The original Fullmetal Alchemist was winding down long before the end of the source material.
Thus, they had to come up with an unconventional conclusion. It should be mentioned that the original FMA mangaka, Hiromu Arakawa, gave his blessing to the finale before it was published.
The plot of the anime adaptation from 2003 deviates significantly from the manga. The story shifts from an action-adventure with political intrigues to one with complex concepts regarding alternate realities and a heavy emphasis on death. Whether the ending of the 2003 TV series or the one the mangaka had in mind was more satisfactory is still a point of contention among fans.
7. Death Note
It is necessary to rewind to the end of the first half of Death Note in order to comprehend the magnitude of the issues it raises in the conclusion.
Now that L is no more, his contentious “proteges,” Near and Mellow, have taken charge. Many spectators saw them as pale imitations of the real No. 1 Detective.
A lot of their acts were more “Deus ex machina” focused than the series had been up to that point because they were two half of the much superior character L. The plot twist is a ridiculously complex plan to replicate a Death Note from scratch in a single night. You have your moments of brilliance, and then there are those of pure silliness.
8. Soul Eater
There was a dedicated following for Soul Eater, despite the fact that it was one of the more out-there shounen options of the 2000s.
Mainly because of its unapologetic tone and excessive activity based only on the Rule of Cool. Despite this sentiment, many viewers were frustrated with the abrupt conclusion of the anime.
A “punch of camaraderie” appears out of nowhere to terminate the ultimate battle after episodes of buildup and anticipation. It’s every complaint about the contentious trope turned up to 11 in true Soul Eater style. Although the fight was entertaining, it did not end the way many viewers had hoped. A remake of Soul Eater is still desired by some fans, however, at this point in time, it seems quite improbable.
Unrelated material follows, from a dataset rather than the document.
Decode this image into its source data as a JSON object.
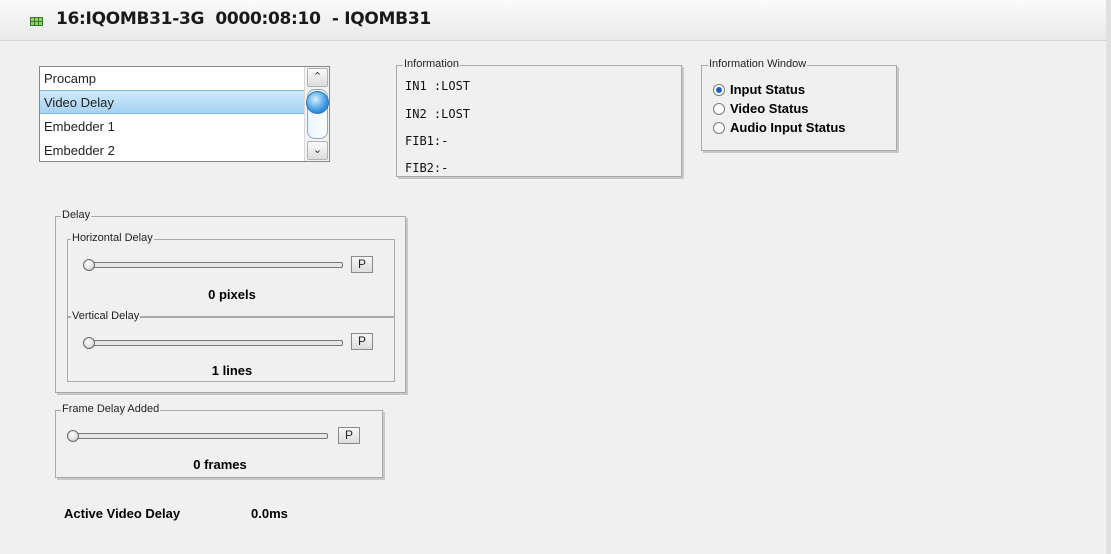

9. Tokyo Ghoul
Problems arose early and often throughout the making of the Tokyo Ghoul anime. Tokyo Ghoul: Re and Tokyo Ghoul: Route A followed the extremely controversial first season.
Both adaptations took place before the conclusion of the original works, and as can be predicted, they both ended poorly.
The majority of those complaints focus on Route A. The story was obviously based on early versions of Sui Ishida’s work. It’s expected of the audience to understand the alternative ending with next to no context, despite the fact that several character motivations have been completely removed.
10. Kuma Miko
If not for the great mood whiplash of a finale, Kuma Miko would be a little-known slice-of-life manga with decent comedy.
Having seen 11 episodes of this show about a girl who conquers her social anxiety, I can safely say that it is primarily filler with minimal character development. Near the end, the main character, Machi, performs to a roaring ovation from the crowd.
The anime then switches to Machi’s point of view, where she is convinced that the audience is jeering and throwing rocks at her. Ultimately, her careless family confirms her worst fears, and the series closes with her giving up hope of ever being free of her anxieties. Certainly not what one would expect from a show based on a “slice of life” format.